“If you look at who wants to work from home, it’s not random. People with disabilities, people with children and women all tend to have a higher preference for more days working from home. What could happen, if you let people choose, is that young ambitious single men who don’t want to work from home come into the office and charge ahead. Women who are at home with children fall behind, and don’t get promoted. A few years down the line, there’s a lack of diversity in leadership.”
As comfortable as many have become using tools like Zoom and Slack to stay connected to colleagues over the last year, Bloom believes having some members of a team working remotely while others come to the office will inevitably disadvantage those working from home. “Anyone who’s ever tried to join in on Zoom with a group of people who are in the room together knows how hard it is,” he says. “It leads to a two-track system of insiders and outsiders.”
The simple solution, says Bloom, is to keep everyone on the same kind of schedule. “Either everyone works from home, everyone comes in, or everyone on the whole team – including the managers – works from home two days a week.”
The formation of ‘insider’ and ‘outsider’ groups can also be avoided by being deliberate about team building. There are a lot of effective ways to do that virtually, says Cristea. “I know a team that uses an online platform where you can play Risk or Settlers of Catan online together,” she says. “Anecdotally, this seems to work.

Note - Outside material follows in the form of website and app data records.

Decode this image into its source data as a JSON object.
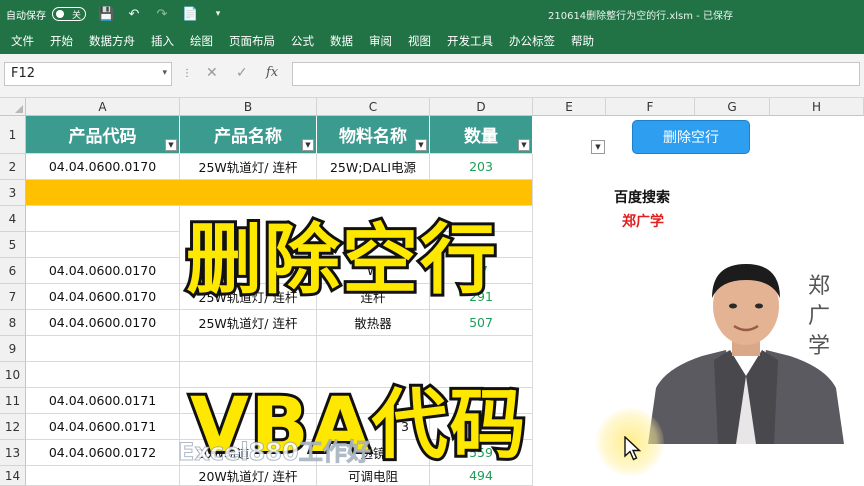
{
  "titlebar": {
    "autosave_label": "自动保存",
    "autosave_state": "关",
    "doc_title": "210614删除整行为空的行.xlsm - 已保存",
    "bg_color": "#217346"
  },
  "ribbon": {
    "tabs": [
      "文件",
      "开始",
      "数据方舟",
      "插入",
      "绘图",
      "页面布局",
      "公式",
      "数据",
      "审阅",
      "视图",
      "开发工具",
      "办公标签",
      "帮助"
    ]
  },
  "formula_bar": {
    "name_box": "F12",
    "fx": "fx",
    "formula": ""
  },
  "columns": [
    "A",
    "B",
    "C",
    "D",
    "E",
    "F",
    "G",
    "H"
  ],
  "rows": [
    "1",
    "2",
    "3",
    "4",
    "5",
    "6",
    "7",
    "8",
    "9",
    "10",
    "11",
    "12",
    "13",
    "14"
  ],
  "table": {
    "headers": [
      "产品代码",
      "产品名称",
      "物料名称",
      "数量"
    ],
    "header_color": "#3b9b8f",
    "highlight_color": "#ffc000",
    "row2": [
      "04.04.0600.0170",
      "25W轨道灯/ 连杆",
      "25W;DALI电源",
      "203"
    ],
    "row6": [
      "04.04.0600.0170",
      "2",
      "W",
      "7"
    ],
    "row7": [
      "04.04.0600.0170",
      "25W轨道灯/ 连杆",
      "连杆",
      "291"
    ],
    "row8": [
      "04.04.0600.0170",
      "25W轨道灯/ 连杆",
      "散热器",
      "507"
    ],
    "row11": [
      "04.04.0600.0171",
      "",
      "A",
      ""
    ],
    "row12": [
      "04.04.0600.0171",
      "道",
      "3",
      ""
    ],
    "row13": [
      "04.04.0600.0172",
      "20W轨道",
      "透镜",
      "559"
    ],
    "row14": [
      "",
      "20W轨道灯/ 连杆",
      "可调电阻",
      "494"
    ]
  },
  "side_panel": {
    "delete_button": "删除空行",
    "search_hint": "百度搜索",
    "author": "郑广学",
    "vertical_name": [
      "郑",
      "广",
      "学"
    ]
  },
  "overlay": {
    "caption_top": "删除空行",
    "caption_bottom": "VBA代码",
    "watermark": "Excel880工作好"
  }
}
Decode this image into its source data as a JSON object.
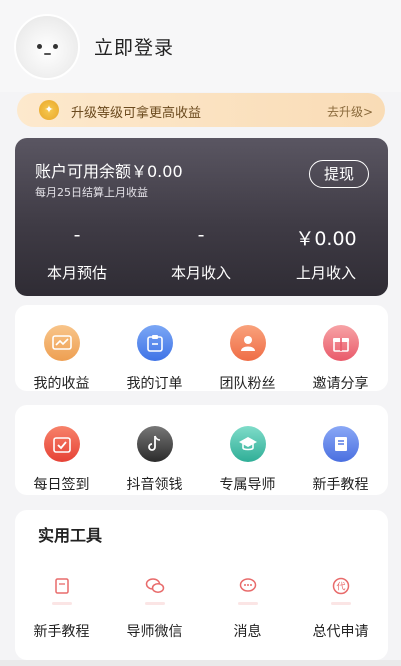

Even if you’re not seeing people or talking regularly during the day, if you participate in group events, you’re making yourself visible and being part of the team.”
Cristea says the pandemic “has shown companies that remote work can be done” and she expects to see many industries transition to permanently working from home. There will be some kinks to iron out and a period of experimentation, she says, but “with the proper training for leadership and team members, this can work”.
It’s working very well for Ali. For the last few years, he’s been at a fully remote company, which he says has changed the promotion equation completely, and for the better. Not only is the playing field level, but with in-person happy hours and breakroom politics eliminated, the game is based entirely on merit.
“Ten years ago, getting promoted was just about being the most popular person on your team,” he says. “Now it’s like, well, if you’re all distributed, no one’s really popular. So, it’s going to be based on effort and skill, and how well you do your job – even if there’s no one watching you do it.”